(Data under study Opens)
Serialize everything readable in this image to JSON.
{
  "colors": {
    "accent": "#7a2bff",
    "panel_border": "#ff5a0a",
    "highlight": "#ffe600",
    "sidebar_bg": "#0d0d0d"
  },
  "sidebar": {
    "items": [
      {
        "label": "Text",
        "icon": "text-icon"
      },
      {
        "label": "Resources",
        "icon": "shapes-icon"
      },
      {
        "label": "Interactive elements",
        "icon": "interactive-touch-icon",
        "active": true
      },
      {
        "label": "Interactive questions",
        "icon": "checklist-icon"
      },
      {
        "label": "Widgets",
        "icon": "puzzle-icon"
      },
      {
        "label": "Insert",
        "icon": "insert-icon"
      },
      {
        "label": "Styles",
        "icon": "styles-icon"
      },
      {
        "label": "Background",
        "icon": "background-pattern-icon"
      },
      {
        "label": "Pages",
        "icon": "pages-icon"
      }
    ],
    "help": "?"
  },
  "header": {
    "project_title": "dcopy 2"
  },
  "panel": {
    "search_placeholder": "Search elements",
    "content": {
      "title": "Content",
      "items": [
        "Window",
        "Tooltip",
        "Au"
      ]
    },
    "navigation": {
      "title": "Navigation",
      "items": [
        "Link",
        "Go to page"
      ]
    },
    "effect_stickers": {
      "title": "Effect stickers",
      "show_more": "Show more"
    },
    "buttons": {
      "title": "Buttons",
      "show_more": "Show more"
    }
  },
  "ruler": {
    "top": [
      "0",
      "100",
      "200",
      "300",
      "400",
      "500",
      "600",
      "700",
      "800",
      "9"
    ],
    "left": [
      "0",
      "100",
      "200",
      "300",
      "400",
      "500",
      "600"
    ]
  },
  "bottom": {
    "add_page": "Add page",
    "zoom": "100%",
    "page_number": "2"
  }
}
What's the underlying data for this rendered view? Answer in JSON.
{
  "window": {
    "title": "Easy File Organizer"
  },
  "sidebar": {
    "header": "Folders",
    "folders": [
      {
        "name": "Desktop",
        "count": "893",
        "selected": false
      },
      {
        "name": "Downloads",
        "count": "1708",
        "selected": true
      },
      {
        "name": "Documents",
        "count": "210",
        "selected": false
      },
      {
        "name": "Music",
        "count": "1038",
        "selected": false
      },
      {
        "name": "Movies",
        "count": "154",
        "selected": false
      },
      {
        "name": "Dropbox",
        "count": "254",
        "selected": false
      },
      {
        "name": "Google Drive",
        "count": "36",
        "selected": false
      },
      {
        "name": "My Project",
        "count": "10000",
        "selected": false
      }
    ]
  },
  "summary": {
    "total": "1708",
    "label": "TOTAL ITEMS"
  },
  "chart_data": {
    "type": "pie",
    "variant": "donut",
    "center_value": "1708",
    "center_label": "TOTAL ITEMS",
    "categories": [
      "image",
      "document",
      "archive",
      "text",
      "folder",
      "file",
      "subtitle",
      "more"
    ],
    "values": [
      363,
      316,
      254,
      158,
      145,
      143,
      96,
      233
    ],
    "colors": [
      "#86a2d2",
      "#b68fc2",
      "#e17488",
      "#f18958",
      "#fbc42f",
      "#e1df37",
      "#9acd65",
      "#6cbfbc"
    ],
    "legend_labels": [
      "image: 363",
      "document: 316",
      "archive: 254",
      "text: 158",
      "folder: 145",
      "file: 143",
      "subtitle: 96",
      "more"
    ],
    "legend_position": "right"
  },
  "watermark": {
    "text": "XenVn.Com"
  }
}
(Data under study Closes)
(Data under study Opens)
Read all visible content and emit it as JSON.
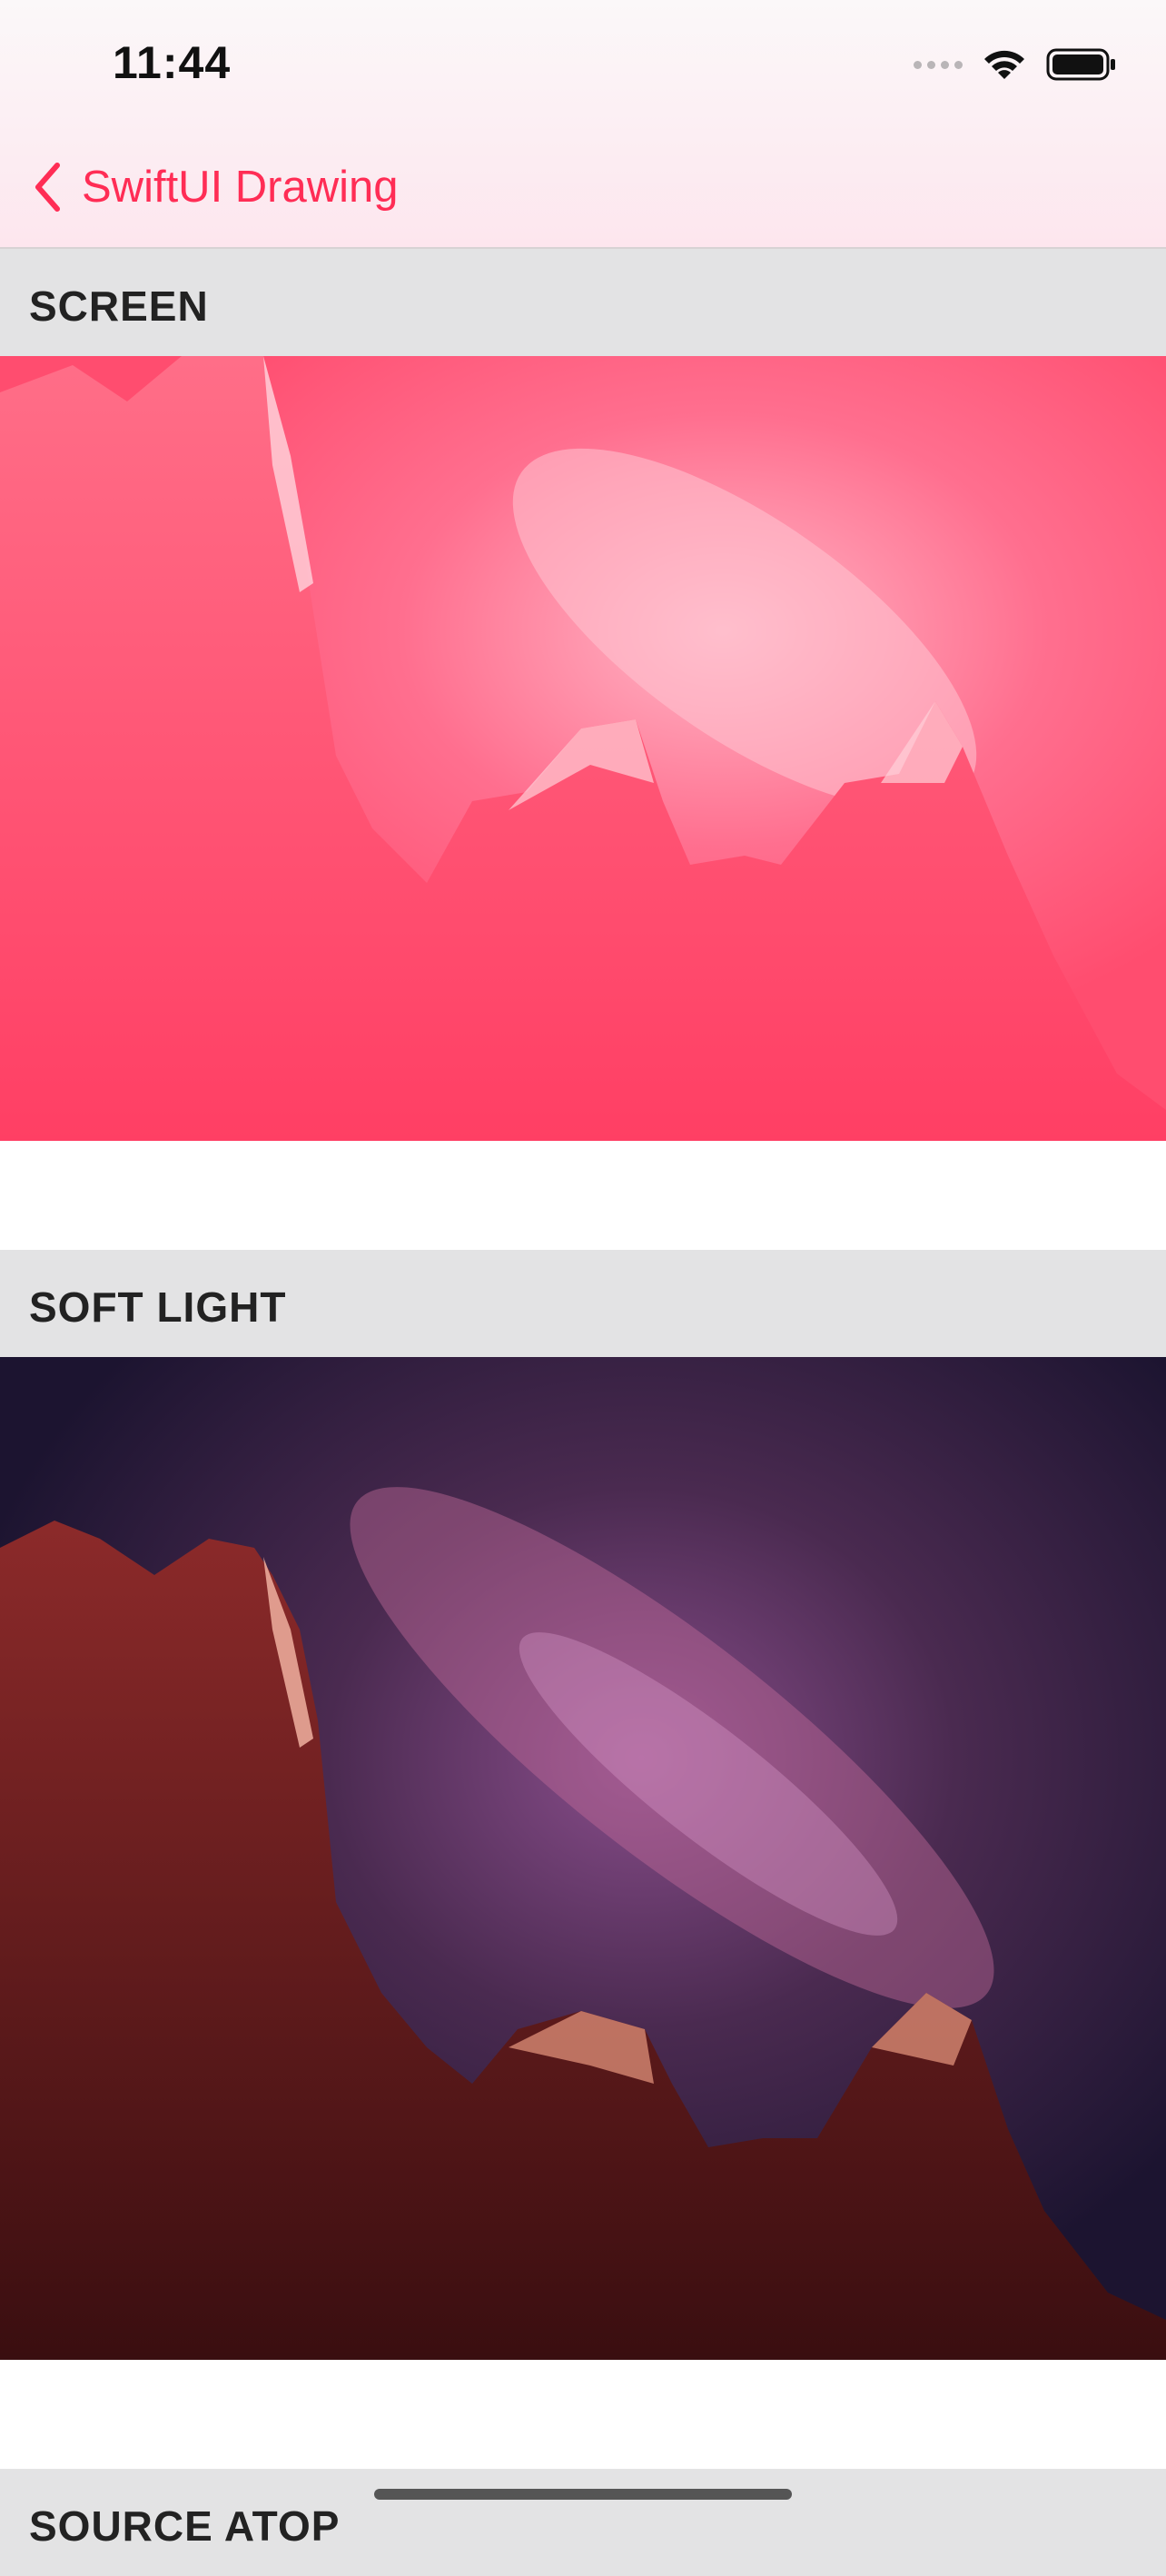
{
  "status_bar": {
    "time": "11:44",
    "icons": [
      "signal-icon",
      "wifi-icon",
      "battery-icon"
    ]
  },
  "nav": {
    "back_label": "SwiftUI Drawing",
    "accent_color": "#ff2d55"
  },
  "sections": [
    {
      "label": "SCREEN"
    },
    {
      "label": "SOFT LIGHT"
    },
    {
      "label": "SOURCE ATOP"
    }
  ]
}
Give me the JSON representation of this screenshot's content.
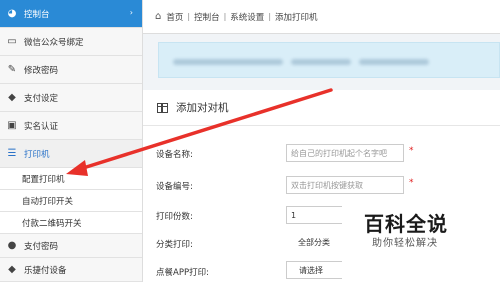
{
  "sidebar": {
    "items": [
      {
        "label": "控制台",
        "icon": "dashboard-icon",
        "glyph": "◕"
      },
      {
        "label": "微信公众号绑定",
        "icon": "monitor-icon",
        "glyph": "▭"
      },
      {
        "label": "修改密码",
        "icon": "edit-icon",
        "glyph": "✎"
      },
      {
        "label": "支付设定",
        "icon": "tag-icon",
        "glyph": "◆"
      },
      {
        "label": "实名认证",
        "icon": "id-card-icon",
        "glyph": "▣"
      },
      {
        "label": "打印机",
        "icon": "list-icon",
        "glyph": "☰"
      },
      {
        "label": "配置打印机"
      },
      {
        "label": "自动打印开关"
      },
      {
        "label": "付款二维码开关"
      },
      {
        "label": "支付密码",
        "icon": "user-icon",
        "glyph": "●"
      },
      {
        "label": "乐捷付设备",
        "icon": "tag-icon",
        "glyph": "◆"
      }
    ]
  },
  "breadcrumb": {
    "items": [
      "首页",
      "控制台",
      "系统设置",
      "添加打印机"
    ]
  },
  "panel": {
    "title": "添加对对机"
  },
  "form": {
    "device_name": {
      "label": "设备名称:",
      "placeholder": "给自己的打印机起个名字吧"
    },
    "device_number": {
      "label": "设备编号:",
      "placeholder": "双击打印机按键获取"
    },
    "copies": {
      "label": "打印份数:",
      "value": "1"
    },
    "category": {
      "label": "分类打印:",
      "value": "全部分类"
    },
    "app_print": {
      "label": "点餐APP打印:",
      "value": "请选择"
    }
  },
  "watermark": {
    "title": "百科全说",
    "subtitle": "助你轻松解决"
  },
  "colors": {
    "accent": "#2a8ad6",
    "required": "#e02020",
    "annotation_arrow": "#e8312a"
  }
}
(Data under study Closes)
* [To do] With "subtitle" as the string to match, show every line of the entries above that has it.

* [Answer to the exercise]
      "subtitle",
      "subtitle: 96",
    "subtitle": "助你轻松解决"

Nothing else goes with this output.